An article featuring Range Voting is in the news. William Poundstone is interviewed by Mother Jones. This is also featured on Slashdot.
The basis for the coverage is Poundstone’s new book Gaming the Vote: Why Elections Aren’t Fair (and What We Can Do About It)
From the MotherJones interview:
It’s heartening to know, as primary season begins, that ours may be the worst of all the voting systems in common use. That’s the takeaway from Gaming the Vote: Why Elections Aren’t Fair (and What We Can Do About It), the latest of eleven books by William Poundstone, a professional skeptic who studied physics at the Massachusetts Institute of Technology before he began pumping out nonfiction in 1982.
Poundstone became interested in voting theory after reading about Arrow’s Impossibility Theorem, a 59-year-old paradox wherein economist Kenneth Arrow, now a professor emeritus at Stanford University, identified what he perceived as a fundamental flaw in our democracy: Put simply, he argued that devising a perfectly fair voting system is mathematically impossible.
Mother Jones: Is there a way around Arrow’s Impossibility Theorem?
William Poundstone: For decades, there was almost a kind of despair among voting theorists of getting any better system than we had. What’s interesting, though, is that the impossibility theorem doesn’t apply to systems where you score the candidates rather than rank them. With scoring, you’re essentially filling out a report card—if you think there are two candidates who deserve four stars you can give them both four stars—whereas with ranking you have to artificially give one a number one and one a number two. That turns out to be crucial.
MJ: And yet plurality voting—where a person can vote for only one candidate for a particular office—is the most common system in use. What’s wrong with it?

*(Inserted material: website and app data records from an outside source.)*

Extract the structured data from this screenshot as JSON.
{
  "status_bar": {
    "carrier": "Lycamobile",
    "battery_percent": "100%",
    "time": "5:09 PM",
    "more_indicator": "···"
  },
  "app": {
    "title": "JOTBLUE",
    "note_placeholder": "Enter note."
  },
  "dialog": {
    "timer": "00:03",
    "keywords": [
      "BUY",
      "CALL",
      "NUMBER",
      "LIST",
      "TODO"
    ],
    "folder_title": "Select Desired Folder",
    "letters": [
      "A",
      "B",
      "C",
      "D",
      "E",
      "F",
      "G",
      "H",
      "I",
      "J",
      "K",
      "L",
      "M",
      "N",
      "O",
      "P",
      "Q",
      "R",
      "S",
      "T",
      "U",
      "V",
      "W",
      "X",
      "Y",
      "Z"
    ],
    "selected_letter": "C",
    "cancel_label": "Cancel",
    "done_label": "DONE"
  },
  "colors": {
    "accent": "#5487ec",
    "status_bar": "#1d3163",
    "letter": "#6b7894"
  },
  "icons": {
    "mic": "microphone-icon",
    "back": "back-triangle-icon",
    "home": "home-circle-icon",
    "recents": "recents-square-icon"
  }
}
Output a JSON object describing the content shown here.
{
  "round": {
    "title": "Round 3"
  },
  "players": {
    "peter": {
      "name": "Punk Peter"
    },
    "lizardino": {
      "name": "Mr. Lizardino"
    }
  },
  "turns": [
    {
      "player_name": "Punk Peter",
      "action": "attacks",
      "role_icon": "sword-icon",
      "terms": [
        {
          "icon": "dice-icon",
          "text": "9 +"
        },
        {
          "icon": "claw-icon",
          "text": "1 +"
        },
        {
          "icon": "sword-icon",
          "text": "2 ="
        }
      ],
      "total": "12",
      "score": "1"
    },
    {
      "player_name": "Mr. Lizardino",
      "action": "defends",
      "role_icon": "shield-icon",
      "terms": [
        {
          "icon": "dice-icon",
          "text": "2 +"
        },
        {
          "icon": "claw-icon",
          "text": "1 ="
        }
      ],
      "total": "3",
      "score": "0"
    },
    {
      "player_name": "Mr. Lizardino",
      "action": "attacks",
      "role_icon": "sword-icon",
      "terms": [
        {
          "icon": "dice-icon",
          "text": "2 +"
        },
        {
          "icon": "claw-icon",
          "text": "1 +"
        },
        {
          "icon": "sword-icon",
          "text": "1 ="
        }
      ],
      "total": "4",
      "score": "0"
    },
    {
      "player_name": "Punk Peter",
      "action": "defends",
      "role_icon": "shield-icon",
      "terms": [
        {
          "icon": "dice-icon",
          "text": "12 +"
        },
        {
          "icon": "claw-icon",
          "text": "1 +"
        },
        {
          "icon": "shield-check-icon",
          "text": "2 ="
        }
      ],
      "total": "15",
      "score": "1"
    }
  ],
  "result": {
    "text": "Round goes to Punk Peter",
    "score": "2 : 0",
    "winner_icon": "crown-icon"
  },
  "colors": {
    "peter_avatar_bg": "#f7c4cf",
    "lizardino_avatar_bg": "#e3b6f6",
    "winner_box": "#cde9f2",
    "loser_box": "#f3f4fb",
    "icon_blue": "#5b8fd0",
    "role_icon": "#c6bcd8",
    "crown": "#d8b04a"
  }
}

WP: Whenever you have two candidates whose support overlaps, that’s bad for both of those candidates, the obvious example being Nader and Gore in 2000. So a candidate can be a spoiler and cause the second most popular candidate to win. This is something that’s been appreciated at least going back to the 18th century, and people have tried to devise different ways of dealing with it, but for a very long time this was one of those unsolvable problems.